(Data about app and page elements)

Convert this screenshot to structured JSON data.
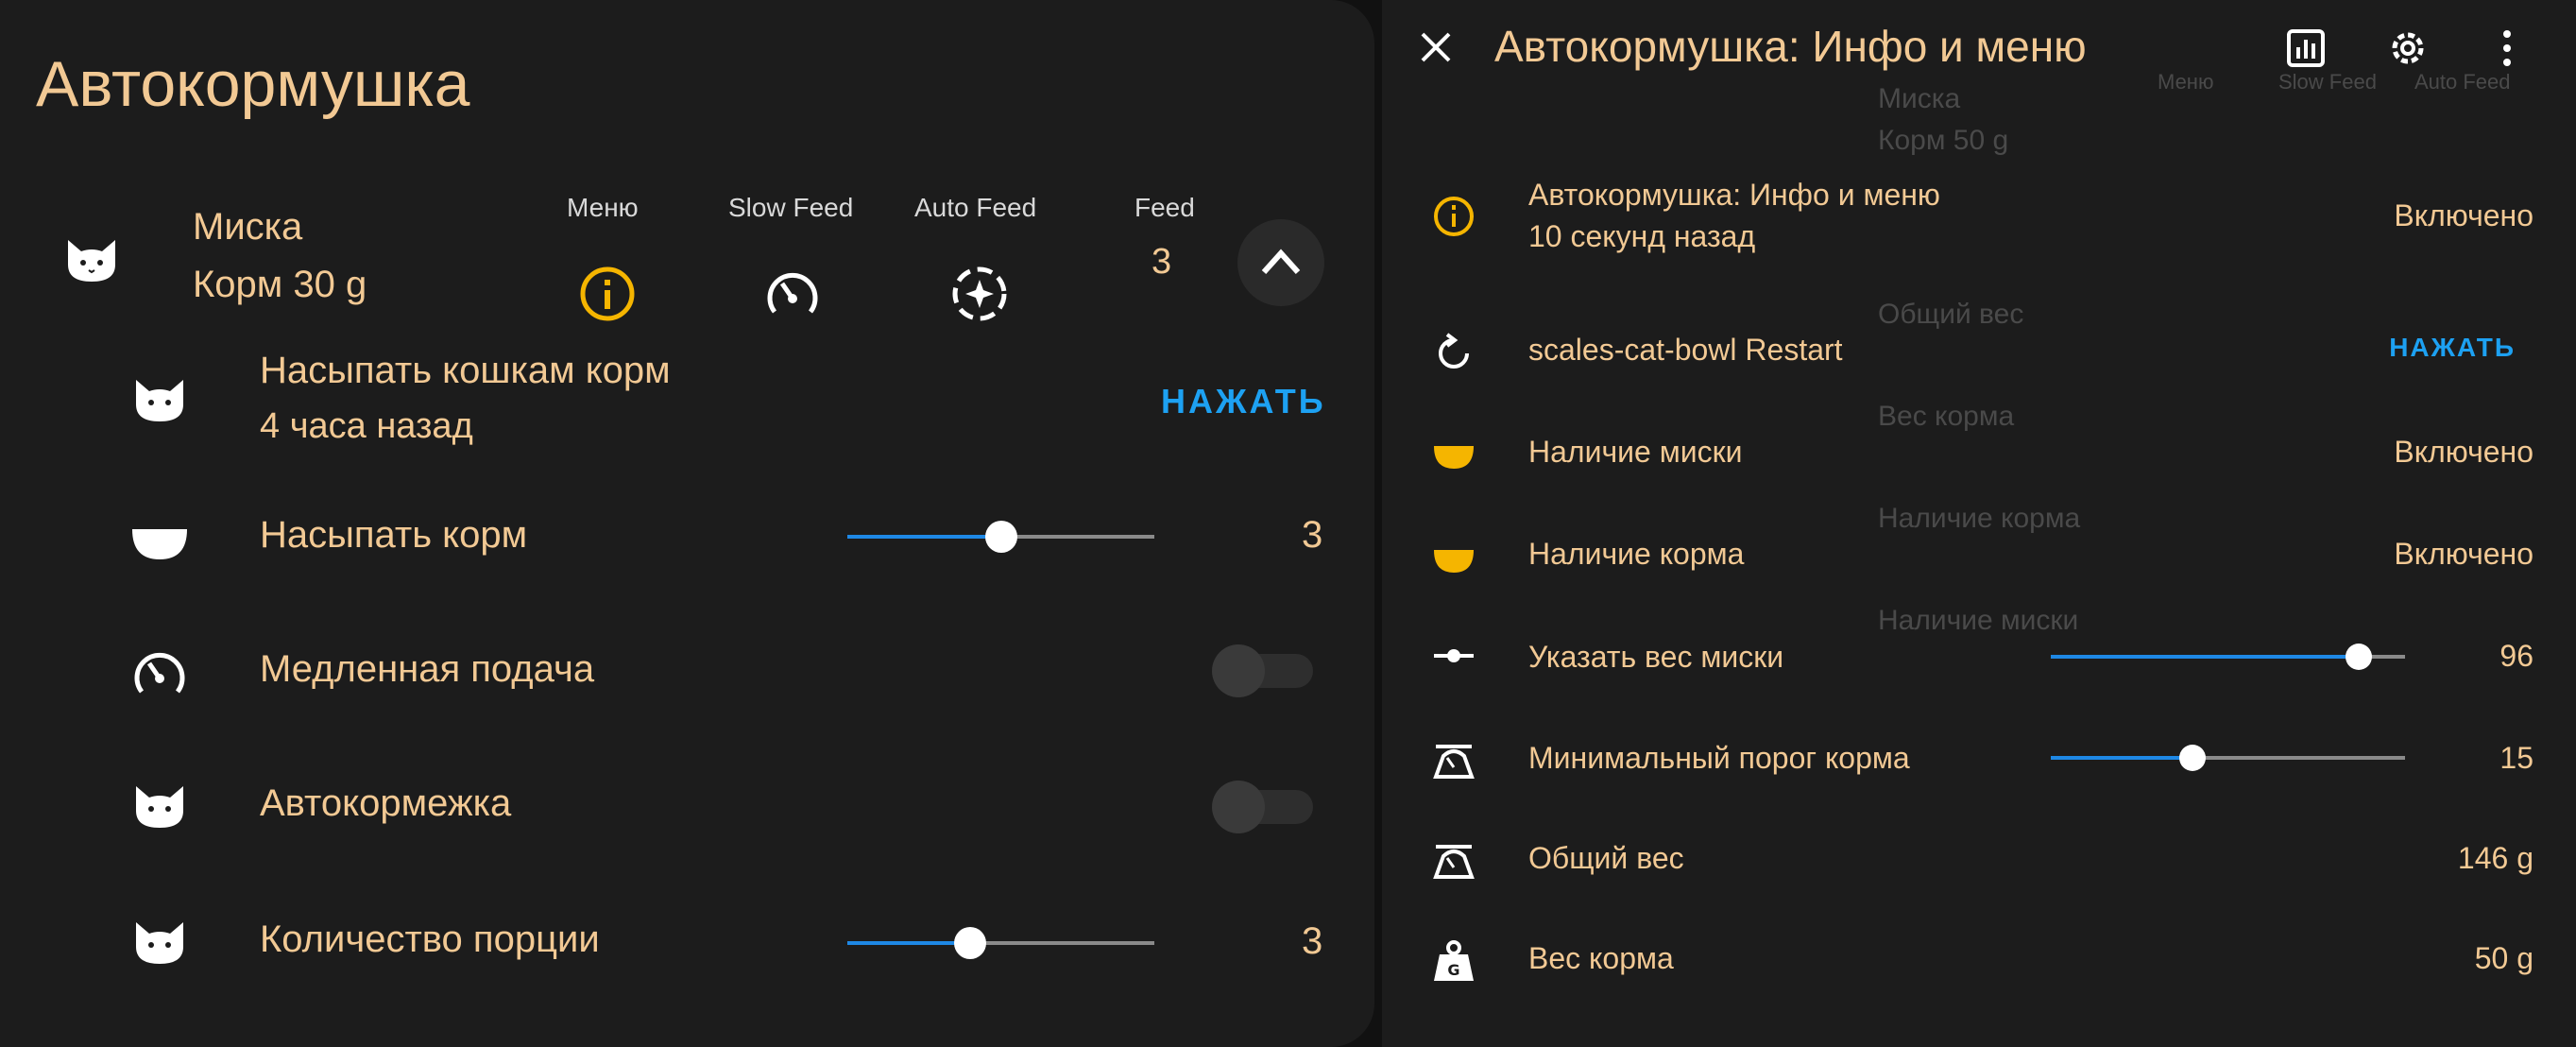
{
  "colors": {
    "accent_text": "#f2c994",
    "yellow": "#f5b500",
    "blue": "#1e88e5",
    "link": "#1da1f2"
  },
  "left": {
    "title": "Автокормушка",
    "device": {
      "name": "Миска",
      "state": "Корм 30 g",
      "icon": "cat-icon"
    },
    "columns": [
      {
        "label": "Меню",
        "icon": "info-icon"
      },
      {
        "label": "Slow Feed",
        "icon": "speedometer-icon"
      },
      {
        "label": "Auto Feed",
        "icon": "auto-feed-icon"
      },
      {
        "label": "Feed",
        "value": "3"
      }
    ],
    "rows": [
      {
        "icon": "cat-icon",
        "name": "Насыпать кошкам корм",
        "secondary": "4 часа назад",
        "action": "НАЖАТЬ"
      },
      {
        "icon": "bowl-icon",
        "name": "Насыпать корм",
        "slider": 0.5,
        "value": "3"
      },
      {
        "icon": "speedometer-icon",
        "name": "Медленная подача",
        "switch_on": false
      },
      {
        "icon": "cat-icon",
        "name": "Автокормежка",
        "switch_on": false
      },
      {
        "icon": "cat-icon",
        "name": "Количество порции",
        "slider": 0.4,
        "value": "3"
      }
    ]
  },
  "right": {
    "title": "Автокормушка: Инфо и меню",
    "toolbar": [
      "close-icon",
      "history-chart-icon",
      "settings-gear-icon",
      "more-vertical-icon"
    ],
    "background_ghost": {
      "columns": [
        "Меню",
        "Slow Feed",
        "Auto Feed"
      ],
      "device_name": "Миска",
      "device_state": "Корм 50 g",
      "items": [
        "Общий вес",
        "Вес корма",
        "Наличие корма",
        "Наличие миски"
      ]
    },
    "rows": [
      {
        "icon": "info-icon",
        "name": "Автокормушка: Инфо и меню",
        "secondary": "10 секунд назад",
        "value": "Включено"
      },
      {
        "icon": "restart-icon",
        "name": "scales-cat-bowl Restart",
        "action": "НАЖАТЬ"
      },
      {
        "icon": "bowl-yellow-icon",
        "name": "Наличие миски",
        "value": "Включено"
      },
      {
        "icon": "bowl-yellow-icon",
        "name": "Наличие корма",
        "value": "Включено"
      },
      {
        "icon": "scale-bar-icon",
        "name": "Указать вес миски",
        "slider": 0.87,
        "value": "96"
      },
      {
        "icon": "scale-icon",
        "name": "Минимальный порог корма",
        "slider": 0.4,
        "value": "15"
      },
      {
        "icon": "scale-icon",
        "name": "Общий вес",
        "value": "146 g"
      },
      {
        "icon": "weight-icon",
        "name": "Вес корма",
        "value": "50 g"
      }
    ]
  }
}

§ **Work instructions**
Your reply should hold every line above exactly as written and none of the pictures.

§ **Answer space**
Convert this screenshot to structured JSON data.
{
  "colors": {
    "accent_text": "#f2c994",
    "yellow": "#f5b500",
    "blue": "#1e88e5",
    "link": "#1da1f2"
  },
  "left": {
    "title": "Автокормушка",
    "device": {
      "name": "Миска",
      "state": "Корм 30 g",
      "icon": "cat-icon"
    },
    "columns": [
      {
        "label": "Меню",
        "icon": "info-icon"
      },
      {
        "label": "Slow Feed",
        "icon": "speedometer-icon"
      },
      {
        "label": "Auto Feed",
        "icon": "auto-feed-icon"
      },
      {
        "label": "Feed",
        "value": "3"
      }
    ],
    "rows": [
      {
        "icon": "cat-icon",
        "name": "Насыпать кошкам корм",
        "secondary": "4 часа назад",
        "action": "НАЖАТЬ"
      },
      {
        "icon": "bowl-icon",
        "name": "Насыпать корм",
        "slider": 0.5,
        "value": "3"
      },
      {
        "icon": "speedometer-icon",
        "name": "Медленная подача",
        "switch_on": false
      },
      {
        "icon": "cat-icon",
        "name": "Автокормежка",
        "switch_on": false
      },
      {
        "icon": "cat-icon",
        "name": "Количество порции",
        "slider": 0.4,
        "value": "3"
      }
    ]
  },
  "right": {
    "title": "Автокормушка: Инфо и меню",
    "toolbar": [
      "close-icon",
      "history-chart-icon",
      "settings-gear-icon",
      "more-vertical-icon"
    ],
    "background_ghost": {
      "columns": [
        "Меню",
        "Slow Feed",
        "Auto Feed"
      ],
      "device_name": "Миска",
      "device_state": "Корм 50 g",
      "items": [
        "Общий вес",
        "Вес корма",
        "Наличие корма",
        "Наличие миски"
      ]
    },
    "rows": [
      {
        "icon": "info-icon",
        "name": "Автокормушка: Инфо и меню",
        "secondary": "10 секунд назад",
        "value": "Включено"
      },
      {
        "icon": "restart-icon",
        "name": "scales-cat-bowl Restart",
        "action": "НАЖАТЬ"
      },
      {
        "icon": "bowl-yellow-icon",
        "name": "Наличие миски",
        "value": "Включено"
      },
      {
        "icon": "bowl-yellow-icon",
        "name": "Наличие корма",
        "value": "Включено"
      },
      {
        "icon": "scale-bar-icon",
        "name": "Указать вес миски",
        "slider": 0.87,
        "value": "96"
      },
      {
        "icon": "scale-icon",
        "name": "Минимальный порог корма",
        "slider": 0.4,
        "value": "15"
      },
      {
        "icon": "scale-icon",
        "name": "Общий вес",
        "value": "146 g"
      },
      {
        "icon": "weight-icon",
        "name": "Вес корма",
        "value": "50 g"
      }
    ]
  }
}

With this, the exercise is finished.